The big advantage of this is that it’s elastic – as demand grows and contracts, so can the system. This means that if you need to add 200 users, all you need to do is set them up, as there is no need to worry about whether you have sufficient underlying capacity. And because it’s in one place, you can do it quickly. You pay either per user or perhaps for a set period of time.

Your IT team still has to manage the services that you require but you have a range of collaboration options and interconnectivity not usually available with more traditional on-premises solutions, provided you are happy to have exactly the same solution as everyone else.

However, if you want a degree of customisation and still want to take advantage of lower costs and increased collaboration, what are your options?

While some (limited) customisation may be available in the premium versions of SaaS applications, I’d suggest this would be a good segue for you to consider hosted cloud services. For those who are a little nervous about moving to the cloud, it’s a good interim step. And, depending on the applications you use, it may well be the optimal solution.

Some people refer to this as ‘cloud infrastructure’. A hosted solution involves taking an on-premises system and putting it on someone else’s servers, which these days may well be ‘in the cloud’. The ‘infrastructure’ part comes from also outsourcing the configuration and ongoing maintenance. In this model, you retain ownership of the software, the system, the solution and above all, the data. So, if you don’t like your provider or the way they do things, you can simply (relatively speaking) pick up your system and move to another host.  And whatever you decide – this ability to “lift and shift” your data and solution to another location should be a condition of your solution’s suitability and selection process (in my very humble opinion).  Data access and ownership is one of the greatest potential risks of running with (and trying to extract yourself from) a SaaS solution, particularly if you fail to understand these responsibilities and obligations upfront.

There are some limitations to hosted cloud solutions – for example, if you want to expand you need to check that your host has sufficient capacity, and it may cost time and money to add those additional users, resources or bandwidth.

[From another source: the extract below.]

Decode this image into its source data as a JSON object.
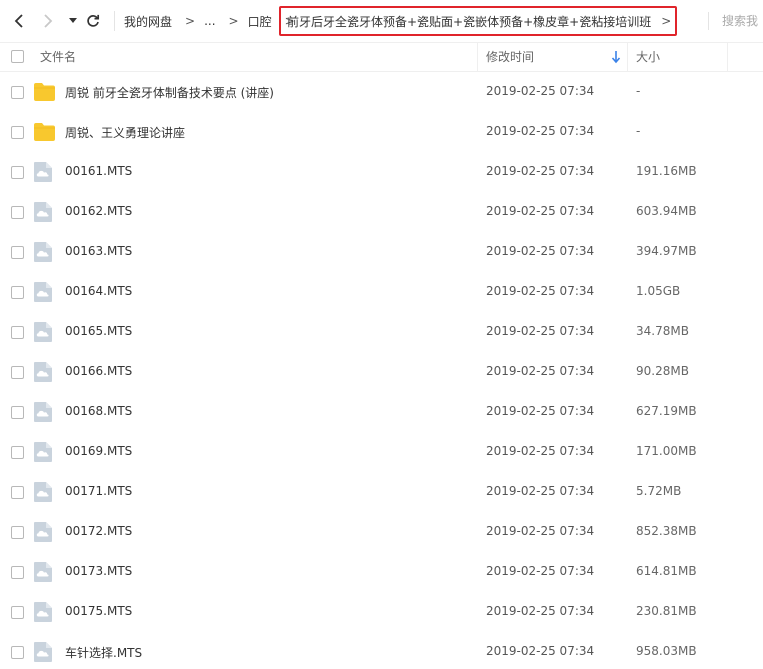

The big advantage though is that someone else is doing it: your IT team doesn’t have to spend time managing a system with which they may not be familiar and instead can focus on other business issues.  Often, there is an advantage in speed to service as well, in terms of hosted cloud solution providers being equipped to construct and deconstruct solutions quickly, effectively and with a high degree of efficiency.  This is especially relevant if it’s a system that’s not widely used or for which skills are particularly expensive or scarce. Organisations like ours, who are specialists in a particular technology – such as Oracle Primavera – can know more about a specific solution and can get it up and running quickly and typically more cost effectively.

It’s for this reason that we believe there is an increasing move towards applications like Primavera being hosted off-premises, but in an environment that is still owned very much by the client organisation. Prescience is currently managing this type of solution for a number of clients. It frees up their technology team and by having the application managed by subject matter experts, such as our team, there is an accelerated implementation and immediately effective support framework, which means a better (and faster) return on investment.

While the client company still purchases the licenses, the hardware and costs such as network usage and power, etc. are factored in to the up front and ongoing monthly fees.

Another advantage of this kind of locally hosted solution is that you have greater certainty about just where your data is located. This means that you can ensure that your practices comply with relevant regulatory requirements.

So if you want to move toward the cloud but aren’t sure about taking the full leap to SaaS, perhaps a hosted solution is what you need. Our team is more than happy to have a conversation about the pros and cons of cloud, in its many forms, so please don’t hesitate to contact us.